On the Money: Don’t let the tax tail wag the investment dog

Barry Kerr

Reporter:

Barry Kerr

On the Money: Don’t let the tax tail wag the investment dog

Expert advice from Leitrim financial adviser

What research should you do before making an investment decision?
Many potential investors will often spend significant time comparing the past performance of one fund against another, researching the asset mix etc but most will overlook one of the most important factors, ‘what is the tax treatment of any investment growth?’
Selecting a tax efficient investment can often have the greatest bearing on your overall return. What is meant by a tax-efficient investment is often quite difficult to define, what is viewed as being tax-efficient for one individual may in fact be quite inefficient for another.

Are you considering an investment?


For anyone considering making an investment there are a number of key tax related issues to consider:
- What is the exit tax at the end of the investment?
- Am I better to have the return taxed as income or capital gains?
- What rate of tax do I pay on my returns?
- Should I invest as an individual or through a company structure?
The tax treatment of investment returns can vary from 33% capital gains tax, 35% DIRT, 41% exit tax and up to 52% income tax.
You cannot adopt a one-size-fits-all approach as everyone has differing personal circumstances.
Let’s take for example a client who has suffered capital losses in recent years (this applies to many people who suffered losses on property or shares during the recession), this type of client ideally wants to generate a return liable to capital gains tax so that their existing losses can be fully offset against future gains.
This offset couldn’t be achieved if they invested in a managed fund which is liable to exit tax or in a deposit which is liable to DIRT. Furthermore this same client could avail of an annual CGT allowance of €1,270 (or €2,540 if it’s a joint investment), are you utilising this exemption?
Given the poor returns currently available from cash deposits, it might be viewed as foolish to leave your savings sitting in a deposit account. Although the DIRT rate has fallen from 41% in 2017 to 35% today and due to fall again to 33% by 2020 this is not enough to offset the likelihood of poor returns.

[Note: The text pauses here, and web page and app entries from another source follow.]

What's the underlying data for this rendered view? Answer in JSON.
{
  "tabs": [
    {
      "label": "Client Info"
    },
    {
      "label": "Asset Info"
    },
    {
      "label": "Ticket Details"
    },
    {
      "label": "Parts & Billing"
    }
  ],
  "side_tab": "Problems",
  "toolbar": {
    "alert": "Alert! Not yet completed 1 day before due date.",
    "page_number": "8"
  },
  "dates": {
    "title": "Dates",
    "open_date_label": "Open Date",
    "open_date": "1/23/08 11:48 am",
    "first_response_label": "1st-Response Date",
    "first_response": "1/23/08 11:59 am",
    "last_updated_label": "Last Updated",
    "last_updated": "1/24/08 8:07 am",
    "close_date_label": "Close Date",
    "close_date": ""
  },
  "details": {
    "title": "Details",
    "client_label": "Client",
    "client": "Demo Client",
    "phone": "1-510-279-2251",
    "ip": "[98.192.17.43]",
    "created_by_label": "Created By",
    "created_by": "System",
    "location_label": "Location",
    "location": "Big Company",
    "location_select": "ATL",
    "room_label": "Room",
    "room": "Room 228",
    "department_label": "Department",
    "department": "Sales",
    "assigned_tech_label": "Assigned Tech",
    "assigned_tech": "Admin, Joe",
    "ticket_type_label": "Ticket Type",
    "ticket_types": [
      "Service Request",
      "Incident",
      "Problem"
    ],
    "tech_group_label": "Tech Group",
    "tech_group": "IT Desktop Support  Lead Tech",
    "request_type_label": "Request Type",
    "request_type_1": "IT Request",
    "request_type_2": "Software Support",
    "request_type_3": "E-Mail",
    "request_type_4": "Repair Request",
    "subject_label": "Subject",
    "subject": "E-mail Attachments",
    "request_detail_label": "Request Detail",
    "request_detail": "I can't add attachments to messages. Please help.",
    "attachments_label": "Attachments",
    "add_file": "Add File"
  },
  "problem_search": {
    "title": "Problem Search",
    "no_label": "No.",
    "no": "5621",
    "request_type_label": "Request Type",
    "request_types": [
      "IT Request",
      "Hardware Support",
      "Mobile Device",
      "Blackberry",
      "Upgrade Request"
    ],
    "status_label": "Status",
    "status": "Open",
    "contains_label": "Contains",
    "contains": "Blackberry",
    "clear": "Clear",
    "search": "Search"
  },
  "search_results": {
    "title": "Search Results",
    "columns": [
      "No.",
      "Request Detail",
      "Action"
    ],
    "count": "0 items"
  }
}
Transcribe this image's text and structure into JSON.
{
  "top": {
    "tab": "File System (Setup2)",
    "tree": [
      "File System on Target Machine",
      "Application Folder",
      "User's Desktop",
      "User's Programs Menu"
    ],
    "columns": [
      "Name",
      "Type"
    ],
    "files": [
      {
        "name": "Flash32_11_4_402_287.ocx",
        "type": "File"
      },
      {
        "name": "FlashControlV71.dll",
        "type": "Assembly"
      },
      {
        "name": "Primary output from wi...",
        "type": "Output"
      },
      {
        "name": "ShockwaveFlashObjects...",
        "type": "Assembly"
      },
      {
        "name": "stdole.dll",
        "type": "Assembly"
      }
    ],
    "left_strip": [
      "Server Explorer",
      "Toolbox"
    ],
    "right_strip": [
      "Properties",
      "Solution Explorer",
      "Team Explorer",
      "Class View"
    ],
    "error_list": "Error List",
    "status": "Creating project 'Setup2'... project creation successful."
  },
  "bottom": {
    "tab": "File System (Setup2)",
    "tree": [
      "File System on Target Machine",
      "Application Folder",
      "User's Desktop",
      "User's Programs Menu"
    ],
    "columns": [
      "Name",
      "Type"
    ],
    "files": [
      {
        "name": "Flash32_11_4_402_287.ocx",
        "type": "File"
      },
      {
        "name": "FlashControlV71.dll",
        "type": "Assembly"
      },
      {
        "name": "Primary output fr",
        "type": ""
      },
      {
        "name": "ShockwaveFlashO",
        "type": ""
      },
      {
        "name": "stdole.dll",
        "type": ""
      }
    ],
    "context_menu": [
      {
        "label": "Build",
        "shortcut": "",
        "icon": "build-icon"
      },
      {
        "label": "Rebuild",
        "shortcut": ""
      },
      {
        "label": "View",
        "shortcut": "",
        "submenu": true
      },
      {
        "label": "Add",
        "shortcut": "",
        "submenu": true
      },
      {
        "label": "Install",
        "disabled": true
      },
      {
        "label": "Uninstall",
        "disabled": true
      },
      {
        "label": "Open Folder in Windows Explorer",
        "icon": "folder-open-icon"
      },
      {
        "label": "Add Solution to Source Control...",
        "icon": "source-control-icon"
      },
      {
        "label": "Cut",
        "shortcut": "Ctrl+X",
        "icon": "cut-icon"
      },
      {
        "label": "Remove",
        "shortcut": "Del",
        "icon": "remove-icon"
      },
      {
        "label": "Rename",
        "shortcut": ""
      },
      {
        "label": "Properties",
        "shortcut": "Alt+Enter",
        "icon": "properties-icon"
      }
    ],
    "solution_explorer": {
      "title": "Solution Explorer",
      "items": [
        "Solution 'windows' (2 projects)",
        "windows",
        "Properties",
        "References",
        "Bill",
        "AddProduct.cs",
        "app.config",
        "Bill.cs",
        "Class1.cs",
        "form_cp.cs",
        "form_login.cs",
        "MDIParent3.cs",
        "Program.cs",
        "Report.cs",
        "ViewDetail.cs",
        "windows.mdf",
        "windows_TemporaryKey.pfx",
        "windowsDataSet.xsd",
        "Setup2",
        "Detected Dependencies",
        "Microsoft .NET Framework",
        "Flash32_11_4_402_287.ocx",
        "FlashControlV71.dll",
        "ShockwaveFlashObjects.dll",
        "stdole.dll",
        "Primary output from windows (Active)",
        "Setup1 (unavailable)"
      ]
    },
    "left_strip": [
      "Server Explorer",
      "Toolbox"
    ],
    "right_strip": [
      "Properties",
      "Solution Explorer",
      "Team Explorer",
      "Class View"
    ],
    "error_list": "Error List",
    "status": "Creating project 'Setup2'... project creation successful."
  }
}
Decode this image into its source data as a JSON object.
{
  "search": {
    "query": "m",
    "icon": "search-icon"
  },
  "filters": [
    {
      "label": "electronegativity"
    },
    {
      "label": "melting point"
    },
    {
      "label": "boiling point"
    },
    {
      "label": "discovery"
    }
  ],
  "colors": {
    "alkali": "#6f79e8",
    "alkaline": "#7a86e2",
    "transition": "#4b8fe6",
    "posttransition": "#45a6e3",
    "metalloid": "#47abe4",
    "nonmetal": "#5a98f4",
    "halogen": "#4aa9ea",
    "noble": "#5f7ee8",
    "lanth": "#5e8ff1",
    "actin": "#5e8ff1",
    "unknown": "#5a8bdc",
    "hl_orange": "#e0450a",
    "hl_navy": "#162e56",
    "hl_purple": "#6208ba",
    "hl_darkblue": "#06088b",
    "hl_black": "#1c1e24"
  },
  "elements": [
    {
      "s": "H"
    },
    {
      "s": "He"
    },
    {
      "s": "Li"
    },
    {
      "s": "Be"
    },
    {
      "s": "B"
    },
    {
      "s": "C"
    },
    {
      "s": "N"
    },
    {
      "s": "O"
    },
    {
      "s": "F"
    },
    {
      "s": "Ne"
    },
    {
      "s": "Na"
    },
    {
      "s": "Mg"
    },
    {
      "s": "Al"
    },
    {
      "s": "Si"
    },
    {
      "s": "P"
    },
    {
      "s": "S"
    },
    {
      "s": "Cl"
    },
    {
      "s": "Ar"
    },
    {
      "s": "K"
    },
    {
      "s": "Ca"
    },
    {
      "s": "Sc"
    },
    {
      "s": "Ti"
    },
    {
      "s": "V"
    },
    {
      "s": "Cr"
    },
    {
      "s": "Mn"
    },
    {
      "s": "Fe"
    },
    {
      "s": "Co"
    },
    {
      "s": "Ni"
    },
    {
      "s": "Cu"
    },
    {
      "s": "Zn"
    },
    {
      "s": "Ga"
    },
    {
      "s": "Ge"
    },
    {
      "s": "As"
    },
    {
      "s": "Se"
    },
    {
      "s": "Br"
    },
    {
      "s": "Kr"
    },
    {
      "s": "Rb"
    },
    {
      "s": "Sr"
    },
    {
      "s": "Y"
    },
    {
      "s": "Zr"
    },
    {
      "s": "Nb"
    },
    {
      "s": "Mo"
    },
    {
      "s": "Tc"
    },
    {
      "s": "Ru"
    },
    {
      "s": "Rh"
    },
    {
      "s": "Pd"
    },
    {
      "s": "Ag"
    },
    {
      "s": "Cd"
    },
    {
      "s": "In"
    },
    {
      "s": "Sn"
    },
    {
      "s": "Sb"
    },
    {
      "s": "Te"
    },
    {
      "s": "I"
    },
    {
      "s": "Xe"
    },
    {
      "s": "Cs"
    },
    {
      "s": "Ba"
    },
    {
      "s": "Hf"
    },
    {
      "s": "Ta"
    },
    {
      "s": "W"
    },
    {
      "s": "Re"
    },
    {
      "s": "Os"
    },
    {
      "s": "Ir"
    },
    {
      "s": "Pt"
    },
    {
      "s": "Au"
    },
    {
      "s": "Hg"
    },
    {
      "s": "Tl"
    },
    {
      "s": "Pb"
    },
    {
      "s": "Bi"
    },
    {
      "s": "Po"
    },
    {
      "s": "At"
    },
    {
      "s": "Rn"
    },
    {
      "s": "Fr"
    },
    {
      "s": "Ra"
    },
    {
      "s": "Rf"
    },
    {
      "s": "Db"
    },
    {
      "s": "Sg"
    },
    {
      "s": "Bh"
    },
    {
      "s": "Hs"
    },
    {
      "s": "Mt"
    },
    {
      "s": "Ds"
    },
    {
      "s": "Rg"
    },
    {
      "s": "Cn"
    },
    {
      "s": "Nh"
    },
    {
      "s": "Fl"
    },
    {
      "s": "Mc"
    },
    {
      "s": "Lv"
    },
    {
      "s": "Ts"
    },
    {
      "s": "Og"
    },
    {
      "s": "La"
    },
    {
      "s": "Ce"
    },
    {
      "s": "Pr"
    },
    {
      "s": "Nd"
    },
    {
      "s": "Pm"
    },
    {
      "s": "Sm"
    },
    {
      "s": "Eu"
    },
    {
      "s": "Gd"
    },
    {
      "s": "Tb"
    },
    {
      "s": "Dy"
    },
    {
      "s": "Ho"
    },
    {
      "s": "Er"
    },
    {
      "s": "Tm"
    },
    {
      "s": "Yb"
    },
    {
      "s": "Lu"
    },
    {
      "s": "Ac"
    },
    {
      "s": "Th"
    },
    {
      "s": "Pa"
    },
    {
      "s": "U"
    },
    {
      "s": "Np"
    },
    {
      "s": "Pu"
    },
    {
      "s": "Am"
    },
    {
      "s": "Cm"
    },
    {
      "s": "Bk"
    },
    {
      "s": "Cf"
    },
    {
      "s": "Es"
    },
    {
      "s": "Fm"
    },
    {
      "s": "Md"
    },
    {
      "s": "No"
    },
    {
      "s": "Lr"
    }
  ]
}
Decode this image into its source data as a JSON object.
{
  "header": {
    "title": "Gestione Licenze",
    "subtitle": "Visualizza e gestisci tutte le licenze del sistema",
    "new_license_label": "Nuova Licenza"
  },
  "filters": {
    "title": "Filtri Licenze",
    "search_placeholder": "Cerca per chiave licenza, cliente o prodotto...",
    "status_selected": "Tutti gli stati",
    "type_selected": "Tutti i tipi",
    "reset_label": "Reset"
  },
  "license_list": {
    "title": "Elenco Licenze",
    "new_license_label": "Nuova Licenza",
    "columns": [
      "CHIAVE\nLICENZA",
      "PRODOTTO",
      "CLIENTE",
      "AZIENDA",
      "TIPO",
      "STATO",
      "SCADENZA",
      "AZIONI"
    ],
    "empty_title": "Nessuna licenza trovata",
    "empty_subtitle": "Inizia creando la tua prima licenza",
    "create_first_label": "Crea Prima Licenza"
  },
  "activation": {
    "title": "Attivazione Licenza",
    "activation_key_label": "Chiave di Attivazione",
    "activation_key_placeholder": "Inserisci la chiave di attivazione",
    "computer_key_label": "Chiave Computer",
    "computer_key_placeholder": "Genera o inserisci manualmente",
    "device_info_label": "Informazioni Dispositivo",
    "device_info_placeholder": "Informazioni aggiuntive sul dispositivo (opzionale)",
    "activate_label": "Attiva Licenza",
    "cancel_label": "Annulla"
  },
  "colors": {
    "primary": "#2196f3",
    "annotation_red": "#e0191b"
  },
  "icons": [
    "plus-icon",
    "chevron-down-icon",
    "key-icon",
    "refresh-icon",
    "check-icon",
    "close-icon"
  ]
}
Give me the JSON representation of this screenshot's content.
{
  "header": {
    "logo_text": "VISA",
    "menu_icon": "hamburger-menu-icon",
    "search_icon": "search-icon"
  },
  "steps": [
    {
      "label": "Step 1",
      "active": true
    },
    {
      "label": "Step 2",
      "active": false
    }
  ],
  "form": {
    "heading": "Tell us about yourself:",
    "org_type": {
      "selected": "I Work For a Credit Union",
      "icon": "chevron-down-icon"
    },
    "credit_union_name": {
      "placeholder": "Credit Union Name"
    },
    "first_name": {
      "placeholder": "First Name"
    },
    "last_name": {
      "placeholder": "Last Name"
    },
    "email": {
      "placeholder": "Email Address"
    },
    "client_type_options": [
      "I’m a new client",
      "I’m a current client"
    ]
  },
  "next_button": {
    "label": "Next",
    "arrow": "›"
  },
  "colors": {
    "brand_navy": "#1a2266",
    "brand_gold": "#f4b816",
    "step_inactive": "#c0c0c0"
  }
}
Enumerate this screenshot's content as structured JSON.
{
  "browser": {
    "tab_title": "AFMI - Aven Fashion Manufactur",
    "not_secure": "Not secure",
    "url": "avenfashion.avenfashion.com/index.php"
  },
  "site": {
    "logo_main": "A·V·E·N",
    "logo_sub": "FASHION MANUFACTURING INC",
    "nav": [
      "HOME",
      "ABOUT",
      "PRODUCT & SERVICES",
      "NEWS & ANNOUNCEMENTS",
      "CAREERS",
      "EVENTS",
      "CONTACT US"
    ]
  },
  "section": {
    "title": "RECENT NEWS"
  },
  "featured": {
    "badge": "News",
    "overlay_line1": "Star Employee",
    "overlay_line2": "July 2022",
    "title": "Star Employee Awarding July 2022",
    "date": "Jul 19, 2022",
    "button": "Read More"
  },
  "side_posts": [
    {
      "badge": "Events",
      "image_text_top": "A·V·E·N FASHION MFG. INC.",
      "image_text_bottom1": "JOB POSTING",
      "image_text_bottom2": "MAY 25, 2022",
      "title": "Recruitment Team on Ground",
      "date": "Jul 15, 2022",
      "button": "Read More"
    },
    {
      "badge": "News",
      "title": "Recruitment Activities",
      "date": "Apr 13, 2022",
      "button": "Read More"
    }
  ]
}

Life Insurance


It’s also worth noting that DIRT is payable on the very first cent of deposit income which is earned while capital gains tax investments come with an annual exemption of up to €2,540 as mentioned above.
Despite intensive lobbying by the life insurance industry the government have refused to reduce the rate of exit tax (41%) which currently applies to managed funds.
The life insurance industry were requesting that the rate be reduced to 33% to bring it in line with DIRT. The government working group found no inconsistencies in the current two-tier tax system even though the two tax rates had been broadly the same for the previous two decades (not to mention the fact that this tax generates €200m a year for the exchequer).
This penal exit tax rate along with the 1% life insurance levy on new business combine to make investments in managed funds a very unattractive option for personal investors.
Another issue to consider is whether an investment should be made by an individual directly, or whether they might consider setting up an investment company to make the investments. For individual investors the investment income may be subject to a maximum rate of income tax of up to 52%, compared with a corporate entity that will pay tax on investment income at 25% plus potentially close company surcharge which will bring the effective rate of tax to 40%. While the tax rate paid by the company is lower than an individual, you are then faced with the issue of getting the money out of the company in a tax efficient manner. For Irish dividend income, the corporate entity would be exempt from corporation tax so that the only exposure to tax would be the close company surcharge at 20%.
One of the most tax efficient investments many people will make is contributing to their pension, you may not like to hear it but it make sense. All investment growth within a pension fund is completely tax free, and the compounding effect of tax-free growth over time is very powerful.
In addition, if you are a higher-rate taxpayer, you also get 40% tax relief on any contributions paid into a pension, subject to certain limits.
Needless to say, tax is just one box that needs to be ticked when considering whether or not to invest in a particular product, and always remember, don’t let the tax tail wag the investment dog.

Barry Kerr CFP® is Managing Director of Wealthwise Financial Planning who have offices in Carrick on Shannon & Galway, www.wealthwise.ie All details and views contained within this article are for informational purposes only and does not constitute advice. Wealthwise Financial Planning makes no representations as to the accuracy, completeness or suitability of any information and will not be liable for any errors, omissions or any losses arising from its use. Wealthwise Financial Ltd T/A Wealthwise Financial Planning is Regulated by the central Bank of Ireland #CI66141